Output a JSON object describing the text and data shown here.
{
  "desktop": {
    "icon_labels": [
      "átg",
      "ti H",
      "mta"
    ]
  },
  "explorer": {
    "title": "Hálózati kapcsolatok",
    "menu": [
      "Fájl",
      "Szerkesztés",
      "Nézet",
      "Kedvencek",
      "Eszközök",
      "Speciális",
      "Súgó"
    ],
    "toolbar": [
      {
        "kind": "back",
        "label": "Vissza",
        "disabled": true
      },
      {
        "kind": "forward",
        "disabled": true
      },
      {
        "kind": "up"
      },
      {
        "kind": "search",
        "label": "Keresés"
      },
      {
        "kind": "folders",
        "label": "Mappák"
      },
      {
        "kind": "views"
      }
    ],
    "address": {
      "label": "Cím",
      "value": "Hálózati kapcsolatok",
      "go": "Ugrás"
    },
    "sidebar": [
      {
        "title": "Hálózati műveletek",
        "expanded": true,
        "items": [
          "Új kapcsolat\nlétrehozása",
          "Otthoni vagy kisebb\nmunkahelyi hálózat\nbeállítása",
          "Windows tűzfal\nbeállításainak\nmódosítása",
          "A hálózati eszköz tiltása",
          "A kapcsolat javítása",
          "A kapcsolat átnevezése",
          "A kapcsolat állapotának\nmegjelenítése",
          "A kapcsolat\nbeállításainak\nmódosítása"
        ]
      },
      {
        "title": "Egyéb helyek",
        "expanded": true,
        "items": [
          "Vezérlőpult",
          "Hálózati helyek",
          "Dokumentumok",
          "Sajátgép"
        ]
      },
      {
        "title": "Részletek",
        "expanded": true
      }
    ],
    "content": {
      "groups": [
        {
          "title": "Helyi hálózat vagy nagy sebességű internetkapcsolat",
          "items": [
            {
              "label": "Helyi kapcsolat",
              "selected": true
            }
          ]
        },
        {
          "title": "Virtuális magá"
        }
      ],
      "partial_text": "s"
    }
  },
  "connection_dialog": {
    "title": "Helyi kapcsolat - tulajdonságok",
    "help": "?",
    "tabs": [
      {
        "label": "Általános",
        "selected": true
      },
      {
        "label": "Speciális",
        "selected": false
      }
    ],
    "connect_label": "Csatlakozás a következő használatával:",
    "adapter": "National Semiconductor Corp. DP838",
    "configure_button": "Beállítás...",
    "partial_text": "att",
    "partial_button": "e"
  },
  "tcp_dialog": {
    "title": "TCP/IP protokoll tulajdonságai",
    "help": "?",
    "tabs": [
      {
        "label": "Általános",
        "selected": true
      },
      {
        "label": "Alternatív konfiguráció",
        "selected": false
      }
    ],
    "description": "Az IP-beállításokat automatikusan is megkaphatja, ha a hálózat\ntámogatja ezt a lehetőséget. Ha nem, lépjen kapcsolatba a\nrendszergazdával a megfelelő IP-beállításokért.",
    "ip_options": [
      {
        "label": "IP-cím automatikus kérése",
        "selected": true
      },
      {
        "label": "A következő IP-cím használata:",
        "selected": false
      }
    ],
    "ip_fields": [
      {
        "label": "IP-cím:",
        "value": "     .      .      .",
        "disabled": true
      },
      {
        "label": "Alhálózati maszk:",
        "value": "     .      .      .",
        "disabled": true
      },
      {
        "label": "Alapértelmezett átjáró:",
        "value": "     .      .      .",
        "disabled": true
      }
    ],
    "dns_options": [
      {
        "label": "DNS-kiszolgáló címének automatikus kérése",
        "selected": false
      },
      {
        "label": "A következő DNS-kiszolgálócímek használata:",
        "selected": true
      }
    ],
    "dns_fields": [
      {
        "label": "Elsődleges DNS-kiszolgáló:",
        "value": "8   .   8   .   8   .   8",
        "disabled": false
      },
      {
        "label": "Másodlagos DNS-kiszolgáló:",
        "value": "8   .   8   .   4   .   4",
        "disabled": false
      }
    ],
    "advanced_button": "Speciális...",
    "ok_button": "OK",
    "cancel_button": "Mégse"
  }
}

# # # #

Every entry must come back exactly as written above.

Output a JSON object describing the text and data shown here.
{
  "desktop": {
    "icon_labels": [
      "átg",
      "ti H",
      "mta"
    ]
  },
  "explorer": {
    "title": "Hálózati kapcsolatok",
    "menu": [
      "Fájl",
      "Szerkesztés",
      "Nézet",
      "Kedvencek",
      "Eszközök",
      "Speciális",
      "Súgó"
    ],
    "toolbar": [
      {
        "kind": "back",
        "label": "Vissza",
        "disabled": true
      },
      {
        "kind": "forward",
        "disabled": true
      },
      {
        "kind": "up"
      },
      {
        "kind": "search",
        "label": "Keresés"
      },
      {
        "kind": "folders",
        "label": "Mappák"
      },
      {
        "kind": "views"
      }
    ],
    "address": {
      "label": "Cím",
      "value": "Hálózati kapcsolatok",
      "go": "Ugrás"
    },
    "sidebar": [
      {
        "title": "Hálózati műveletek",
        "expanded": true,
        "items": [
          "Új kapcsolat\nlétrehozása",
          "Otthoni vagy kisebb\nmunkahelyi hálózat\nbeállítása",
          "Windows tűzfal\nbeállításainak\nmódosítása",
          "A hálózati eszköz tiltása",
          "A kapcsolat javítása",
          "A kapcsolat átnevezése",
          "A kapcsolat állapotának\nmegjelenítése",
          "A kapcsolat\nbeállításainak\nmódosítása"
        ]
      },
      {
        "title": "Egyéb helyek",
        "expanded": true,
        "items": [
          "Vezérlőpult",
          "Hálózati helyek",
          "Dokumentumok",
          "Sajátgép"
        ]
      },
      {
        "title": "Részletek",
        "expanded": true
      }
    ],
    "content": {
      "groups": [
        {
          "title": "Helyi hálózat vagy nagy sebességű internetkapcsolat",
          "items": [
            {
              "label": "Helyi kapcsolat",
              "selected": true
            }
          ]
        },
        {
          "title": "Virtuális magá"
        }
      ],
      "partial_text": "s"
    }
  },
  "connection_dialog": {
    "title": "Helyi kapcsolat - tulajdonságok",
    "help": "?",
    "tabs": [
      {
        "label": "Általános",
        "selected": true
      },
      {
        "label": "Speciális",
        "selected": false
      }
    ],
    "connect_label": "Csatlakozás a következő használatával:",
    "adapter": "National Semiconductor Corp. DP838",
    "configure_button": "Beállítás...",
    "partial_text": "att",
    "partial_button": "e"
  },
  "tcp_dialog": {
    "title": "TCP/IP protokoll tulajdonságai",
    "help": "?",
    "tabs": [
      {
        "label": "Általános",
        "selected": true
      },
      {
        "label": "Alternatív konfiguráció",
        "selected": false
      }
    ],
    "description": "Az IP-beállításokat automatikusan is megkaphatja, ha a hálózat\ntámogatja ezt a lehetőséget. Ha nem, lépjen kapcsolatba a\nrendszergazdával a megfelelő IP-beállításokért.",
    "ip_options": [
      {
        "label": "IP-cím automatikus kérése",
        "selected": true
      },
      {
        "label": "A következő IP-cím használata:",
        "selected": false
      }
    ],
    "ip_fields": [
      {
        "label": "IP-cím:",
        "value": "     .      .      .",
        "disabled": true
      },
      {
        "label": "Alhálózati maszk:",
        "value": "     .      .      .",
        "disabled": true
      },
      {
        "label": "Alapértelmezett átjáró:",
        "value": "     .      .      .",
        "disabled": true
      }
    ],
    "dns_options": [
      {
        "label": "DNS-kiszolgáló címének automatikus kérése",
        "selected": false
      },
      {
        "label": "A következő DNS-kiszolgálócímek használata:",
        "selected": true
      }
    ],
    "dns_fields": [
      {
        "label": "Elsődleges DNS-kiszolgáló:",
        "value": "8   .   8   .   8   .   8",
        "disabled": false
      },
      {
        "label": "Másodlagos DNS-kiszolgáló:",
        "value": "8   .   8   .   4   .   4",
        "disabled": false
      }
    ],
    "advanced_button": "Speciális...",
    "ok_button": "OK",
    "cancel_button": "Mégse"
  }
}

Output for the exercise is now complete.